The removal and transportation of asbestos materials is subject to several statutory provisions including the Safety, Health and Welfare at Work (exposure to asbestos) Regulations 2006.It should be noted that a licensed asbestos contractor must notify the relevant authority of their intention to remove such items. Notification of such works is normally subject to a 14-day period.
The materials which may be transported under this special provision may be subdivided into friable and non-friable materials.
• Friable materials:
Friable materials must be carried with UN approved packaging suitable for the
transport of asbestos. When such packaging is used, no other requirements of ADR apply. However, packages must be marked with an ‘a’ asbestos label in accordance with REACH(Registration, Evaluation, Authorisation and Restriction of Chemicals).
(as provided in Figure 1).
Examples of friable materials:
• Thermal insulation on pipe work and vessels
• Asbestos insulating board
• Mill board
• Textiles, ropes and paper
• Non-friable materials:
It comes highly recommended that non-friable materials are double wrapped or double bagged in heavy duty plastic.
All openings should be completely sealed with suitable adhesive tape.
The package must be able to withstand normal handling and transport operations without opening or failing. When this is achieved there are no other ADR requirements.
However, as provided above in Figure 1, you must mark all packages with an ‘a’ asbestos label in

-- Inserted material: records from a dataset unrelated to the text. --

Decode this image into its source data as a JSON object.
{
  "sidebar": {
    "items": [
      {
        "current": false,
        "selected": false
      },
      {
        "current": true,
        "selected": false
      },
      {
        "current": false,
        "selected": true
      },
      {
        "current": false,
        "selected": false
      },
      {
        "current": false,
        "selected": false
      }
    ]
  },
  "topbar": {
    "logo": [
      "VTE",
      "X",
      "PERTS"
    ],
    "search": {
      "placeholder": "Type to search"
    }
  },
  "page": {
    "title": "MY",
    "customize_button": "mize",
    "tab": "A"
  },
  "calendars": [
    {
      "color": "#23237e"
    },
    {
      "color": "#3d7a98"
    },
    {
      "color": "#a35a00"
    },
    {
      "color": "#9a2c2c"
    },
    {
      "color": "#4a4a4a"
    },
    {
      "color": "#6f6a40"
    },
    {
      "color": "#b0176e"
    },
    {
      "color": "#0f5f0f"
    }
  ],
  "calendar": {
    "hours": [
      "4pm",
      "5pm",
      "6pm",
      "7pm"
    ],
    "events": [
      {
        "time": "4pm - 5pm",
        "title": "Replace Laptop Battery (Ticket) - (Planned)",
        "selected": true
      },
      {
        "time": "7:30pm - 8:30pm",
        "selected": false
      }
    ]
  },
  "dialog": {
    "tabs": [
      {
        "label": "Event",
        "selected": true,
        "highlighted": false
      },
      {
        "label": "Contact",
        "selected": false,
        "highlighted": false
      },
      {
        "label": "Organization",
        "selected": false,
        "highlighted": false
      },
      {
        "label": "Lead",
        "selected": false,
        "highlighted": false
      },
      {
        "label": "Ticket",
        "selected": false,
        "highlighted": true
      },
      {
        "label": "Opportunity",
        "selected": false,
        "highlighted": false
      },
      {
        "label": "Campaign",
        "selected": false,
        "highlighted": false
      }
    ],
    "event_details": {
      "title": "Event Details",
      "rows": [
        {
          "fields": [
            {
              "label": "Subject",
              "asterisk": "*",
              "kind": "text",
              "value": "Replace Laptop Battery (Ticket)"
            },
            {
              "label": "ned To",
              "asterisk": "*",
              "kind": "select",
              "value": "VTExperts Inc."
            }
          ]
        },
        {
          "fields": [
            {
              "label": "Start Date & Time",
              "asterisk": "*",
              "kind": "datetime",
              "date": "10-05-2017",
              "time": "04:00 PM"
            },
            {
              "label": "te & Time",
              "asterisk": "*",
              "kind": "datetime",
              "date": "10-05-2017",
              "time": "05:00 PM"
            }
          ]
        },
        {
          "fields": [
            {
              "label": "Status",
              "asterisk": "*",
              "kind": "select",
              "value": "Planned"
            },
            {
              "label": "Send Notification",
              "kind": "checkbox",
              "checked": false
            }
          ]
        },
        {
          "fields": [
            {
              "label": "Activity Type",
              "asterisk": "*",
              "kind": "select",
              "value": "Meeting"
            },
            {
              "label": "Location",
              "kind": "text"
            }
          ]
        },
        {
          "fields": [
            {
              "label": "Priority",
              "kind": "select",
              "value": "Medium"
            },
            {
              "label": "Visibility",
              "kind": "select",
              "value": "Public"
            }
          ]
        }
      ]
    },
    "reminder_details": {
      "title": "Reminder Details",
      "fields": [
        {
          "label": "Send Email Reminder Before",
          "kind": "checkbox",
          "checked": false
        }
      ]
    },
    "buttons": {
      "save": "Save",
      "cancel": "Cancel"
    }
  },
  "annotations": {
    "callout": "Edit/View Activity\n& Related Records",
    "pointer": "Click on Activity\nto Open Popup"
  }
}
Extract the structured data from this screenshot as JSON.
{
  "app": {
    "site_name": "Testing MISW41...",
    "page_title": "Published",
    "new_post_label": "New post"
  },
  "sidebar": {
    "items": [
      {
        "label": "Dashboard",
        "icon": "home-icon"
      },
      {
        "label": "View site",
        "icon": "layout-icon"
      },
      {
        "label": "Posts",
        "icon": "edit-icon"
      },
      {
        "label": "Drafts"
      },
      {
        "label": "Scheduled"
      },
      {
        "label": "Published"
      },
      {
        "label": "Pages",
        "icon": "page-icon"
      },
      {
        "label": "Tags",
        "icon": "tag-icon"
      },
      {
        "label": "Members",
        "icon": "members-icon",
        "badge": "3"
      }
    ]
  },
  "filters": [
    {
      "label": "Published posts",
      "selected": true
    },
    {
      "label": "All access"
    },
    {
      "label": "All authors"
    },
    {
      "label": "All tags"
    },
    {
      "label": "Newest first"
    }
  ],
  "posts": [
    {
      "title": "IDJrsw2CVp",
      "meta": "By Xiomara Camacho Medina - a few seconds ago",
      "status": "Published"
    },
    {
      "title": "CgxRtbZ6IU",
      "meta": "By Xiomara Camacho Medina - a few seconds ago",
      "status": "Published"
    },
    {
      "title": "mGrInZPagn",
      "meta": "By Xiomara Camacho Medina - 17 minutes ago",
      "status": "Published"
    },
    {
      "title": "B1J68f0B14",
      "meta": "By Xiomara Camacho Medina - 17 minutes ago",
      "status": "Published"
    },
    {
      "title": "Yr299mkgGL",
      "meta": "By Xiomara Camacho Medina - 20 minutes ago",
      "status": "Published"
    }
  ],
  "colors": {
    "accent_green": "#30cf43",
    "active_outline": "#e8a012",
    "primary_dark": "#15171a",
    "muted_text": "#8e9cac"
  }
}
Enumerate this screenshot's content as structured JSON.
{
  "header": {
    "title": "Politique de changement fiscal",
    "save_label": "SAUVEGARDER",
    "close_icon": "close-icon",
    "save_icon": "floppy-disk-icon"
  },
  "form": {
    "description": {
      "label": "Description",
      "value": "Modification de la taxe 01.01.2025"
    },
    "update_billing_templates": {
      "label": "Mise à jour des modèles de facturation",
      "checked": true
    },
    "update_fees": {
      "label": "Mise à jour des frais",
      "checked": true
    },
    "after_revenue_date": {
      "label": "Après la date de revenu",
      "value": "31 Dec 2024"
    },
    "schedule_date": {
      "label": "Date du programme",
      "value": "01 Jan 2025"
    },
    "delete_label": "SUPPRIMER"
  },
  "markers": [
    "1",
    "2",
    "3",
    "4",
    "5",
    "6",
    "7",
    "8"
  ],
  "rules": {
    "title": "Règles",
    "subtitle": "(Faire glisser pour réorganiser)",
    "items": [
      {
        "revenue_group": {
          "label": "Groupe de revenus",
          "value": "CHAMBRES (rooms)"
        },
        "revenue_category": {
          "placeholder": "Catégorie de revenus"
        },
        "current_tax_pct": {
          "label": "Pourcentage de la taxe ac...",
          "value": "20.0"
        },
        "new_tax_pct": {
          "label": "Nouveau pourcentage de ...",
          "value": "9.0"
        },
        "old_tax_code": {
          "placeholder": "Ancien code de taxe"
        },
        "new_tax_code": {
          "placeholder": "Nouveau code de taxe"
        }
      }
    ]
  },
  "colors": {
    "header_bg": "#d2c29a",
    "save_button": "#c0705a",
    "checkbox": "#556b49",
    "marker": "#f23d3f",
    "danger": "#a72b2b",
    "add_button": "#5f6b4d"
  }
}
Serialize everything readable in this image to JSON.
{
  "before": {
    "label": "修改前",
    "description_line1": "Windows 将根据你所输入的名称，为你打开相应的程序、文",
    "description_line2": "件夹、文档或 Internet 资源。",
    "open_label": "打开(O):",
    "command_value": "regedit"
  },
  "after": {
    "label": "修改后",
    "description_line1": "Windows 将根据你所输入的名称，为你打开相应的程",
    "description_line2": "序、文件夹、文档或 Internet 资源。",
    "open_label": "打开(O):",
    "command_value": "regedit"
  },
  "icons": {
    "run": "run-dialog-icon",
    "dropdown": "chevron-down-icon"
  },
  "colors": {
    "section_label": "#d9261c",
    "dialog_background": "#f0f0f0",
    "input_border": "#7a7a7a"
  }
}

accordance with REACH
Examples of non-friable material:
• Asbestos cement products in good condition
• ‘Galbestos’, which is bitumen layer on corrugated galvanized sheets
• Damp proof course
• Roofing felt
• Bitumen products (acoustic sink pads)
• Toilet cisterns
• Compressed gaskets in good condition
• Enclosed electrical fittings
• Putties, mastic and sealants